Block Out Construction Noise
Wall Blokker Pro acts as a decoupling layer to separate rigid materials, because sound travels faster through them. If you experience a lot of structure-borne construction noise in your house or apartment, Wall Blokker PRO can help to reduce that noise and the vibrations that come along with it.

How to Reduce Construction Noise in An Apartment

Reducing construction noise in an apartment will be much harder to do than reducing construction noise in a house. When you rent, you’re limited to the amount of invasive changes you can make to your place. For example, while you could install soundproofing curtains over the windows to help reduce construction noise, replacing the windows for even better results would not be an option.

Also, while you could install a product such as Wall Blokker PRO on the walls to reduce vibrational noise from nearby construction, you wouldn’t be able to seal it in with that extra layer of drywall.

Another low effort, non-invasive soundproofing method for your apartment is to invest in a White Noise Machine. They only $60 and plug right into the wall, and it’s small enough for you to put on your bedside table or desk. Sound machines raise the ambient background noise level so that the sounds that would normally be quite jarring, no longer seem as loud.

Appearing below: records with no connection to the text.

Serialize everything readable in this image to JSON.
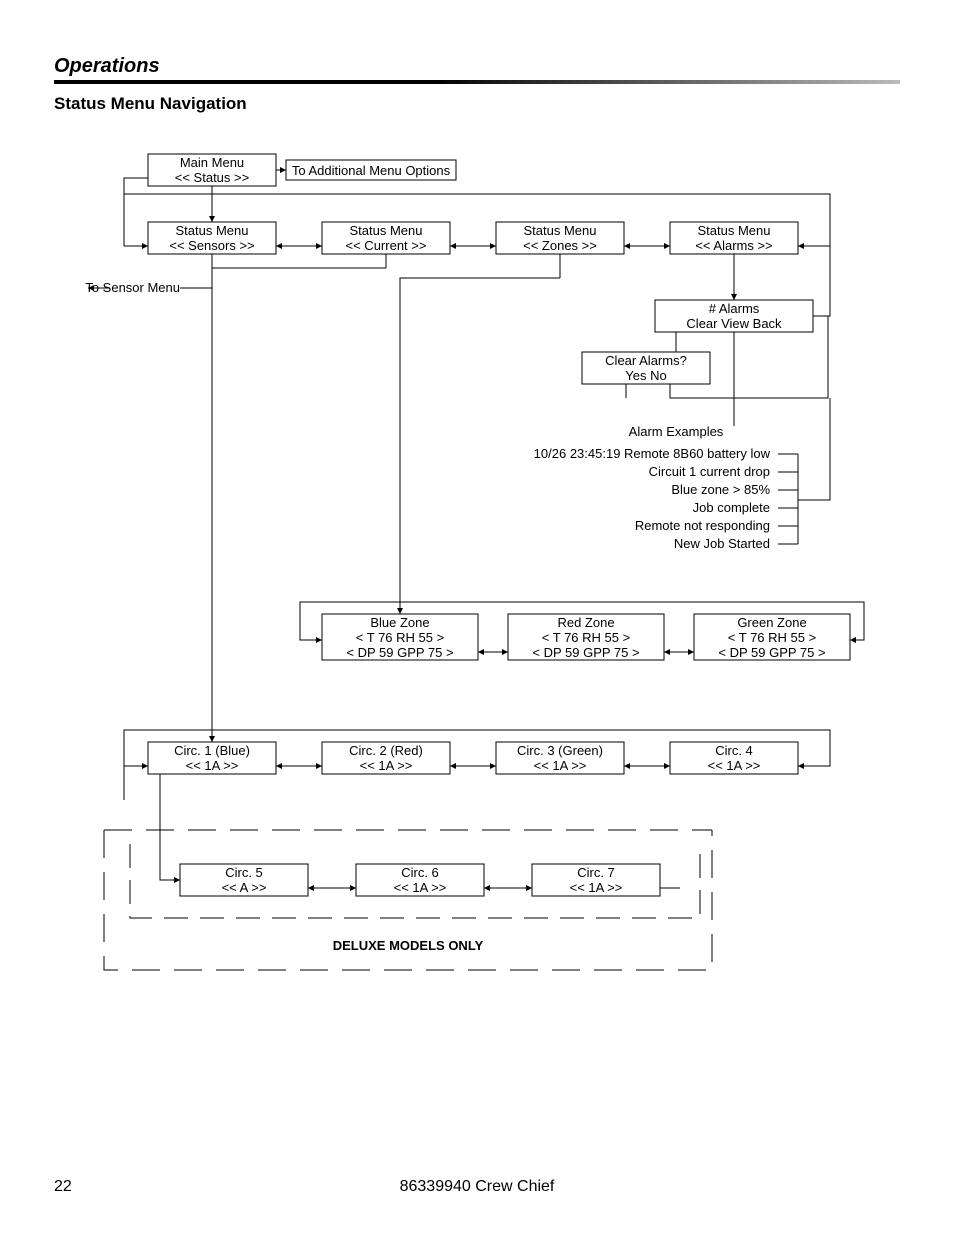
{
  "header": {
    "section": "Operations",
    "subtitle": "Status Menu Navigation"
  },
  "footer": {
    "page": "22",
    "doc": "86339940  Crew Chief"
  },
  "mainMenu": {
    "title": "Main Menu",
    "nav": "<<    Status    >>",
    "aside": "To Additional Menu Options"
  },
  "statusRow": {
    "sensors": {
      "title": "Status Menu",
      "nav": "<<   Sensors   >>"
    },
    "current": {
      "title": "Status Menu",
      "nav": "<<   Current   >>"
    },
    "zones": {
      "title": "Status Menu",
      "nav": "<<   Zones   >>"
    },
    "alarms": {
      "title": "Status Menu",
      "nav": "<<   Alarms   >>"
    }
  },
  "sensorLink": "To Sensor Menu",
  "alarmsBox": {
    "title": "# Alarms",
    "opts": "Clear     View      Back"
  },
  "clearBox": {
    "title": "Clear Alarms?",
    "opts": "Yes    No"
  },
  "alarmExamples": {
    "heading": "Alarm Examples",
    "items": [
      "10/26 23:45:19 Remote 8B60 battery low",
      "Circuit 1 current drop",
      "Blue zone > 85%",
      "Job complete",
      "Remote not responding",
      "New Job Started"
    ]
  },
  "zones": {
    "blue": {
      "title": "Blue Zone",
      "l1": "<  T 76          RH 55  >",
      "l2": "<  DP 59       GPP 75  >"
    },
    "red": {
      "title": "Red Zone",
      "l1": "<  T 76          RH 55  >",
      "l2": "<  DP 59       GPP 75  >"
    },
    "green": {
      "title": "Green Zone",
      "l1": "<  T 76          RH 55  >",
      "l2": "<  DP 59       GPP 75  >"
    }
  },
  "circuitsA": {
    "c1": {
      "title": "Circ. 1     (Blue)",
      "nav": "<<       1A       >>"
    },
    "c2": {
      "title": "Circ. 2     (Red)",
      "nav": "<<       1A       >>"
    },
    "c3": {
      "title": "Circ. 3   (Green)",
      "nav": "<<       1A       >>"
    },
    "c4": {
      "title": "Circ. 4",
      "nav": "<<       1A       >>"
    }
  },
  "circuitsB": {
    "c5": {
      "title": "Circ. 5",
      "nav": "<<        A        >>"
    },
    "c6": {
      "title": "Circ. 6",
      "nav": "<<       1A       >>"
    },
    "c7": {
      "title": "Circ. 7",
      "nav": "<<       1A       >>"
    }
  },
  "deluxe": "DELUXE MODELS ONLY"
}
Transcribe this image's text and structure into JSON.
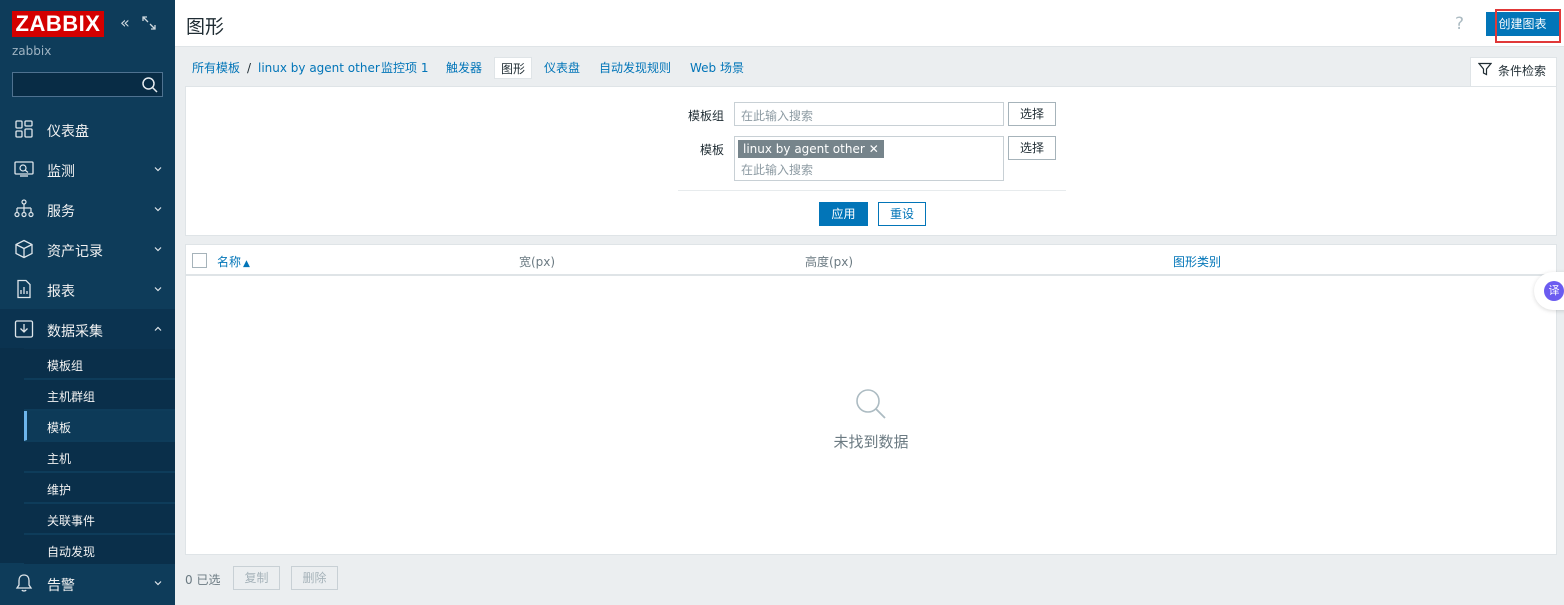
{
  "app": {
    "logo": "ZABBIX",
    "server_name": "zabbix",
    "collapse_glyph": "«"
  },
  "colors": {
    "sidebar_bg": "#0e3c5a",
    "accent": "#0275b8",
    "logo_red": "#d40000",
    "highlight_red": "#e03838"
  },
  "sidebar": {
    "search_placeholder": "",
    "items": [
      {
        "label": "仪表盘",
        "icon": "dashboard-icon"
      },
      {
        "label": "监测",
        "icon": "monitoring-icon"
      },
      {
        "label": "服务",
        "icon": "services-icon"
      },
      {
        "label": "资产记录",
        "icon": "inventory-icon"
      },
      {
        "label": "报表",
        "icon": "reports-icon"
      },
      {
        "label": "数据采集",
        "icon": "data-collection-icon"
      }
    ],
    "submenu": [
      "模板组",
      "主机群组",
      "模板",
      "主机",
      "维护",
      "关联事件",
      "自动发现"
    ],
    "bottom_item": {
      "label": "告警",
      "icon": "alerts-icon"
    }
  },
  "header": {
    "title": "图形",
    "help": "?",
    "create_button": "创建图表"
  },
  "breadcrumb": {
    "items": [
      "所有模板",
      "linux by agent other",
      "监控项 1",
      "触发器",
      "图形",
      "仪表盘",
      "自动发现规则",
      "Web 场景"
    ],
    "separator": "/"
  },
  "filter": {
    "tab_label": "条件检索",
    "template_group_label": "模板组",
    "template_group_placeholder": "在此输入搜索",
    "template_label": "模板",
    "template_tag": "linux by agent other",
    "template_placeholder": "在此输入搜索",
    "select_label": "选择",
    "apply_label": "应用",
    "reset_label": "重设"
  },
  "table": {
    "columns": [
      "名称",
      "宽(px)",
      "高度(px)",
      "图形类别"
    ],
    "sort_indicator": "▲",
    "empty_text": "未找到数据"
  },
  "footer": {
    "selected": "0 已选",
    "copy_label": "复制",
    "delete_label": "删除"
  },
  "translate_fab": {
    "label": "译"
  }
}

Soundproof Against Construction Noise

While construction noise is temporary, you never really know how long it will last. No matter if you’re experiencing it in your home or in your office, it can get pretty distracting and irritating. Don’t just wait until it’s finished, do something while you can and you’ll thank yourself when you’re finally free of the noise.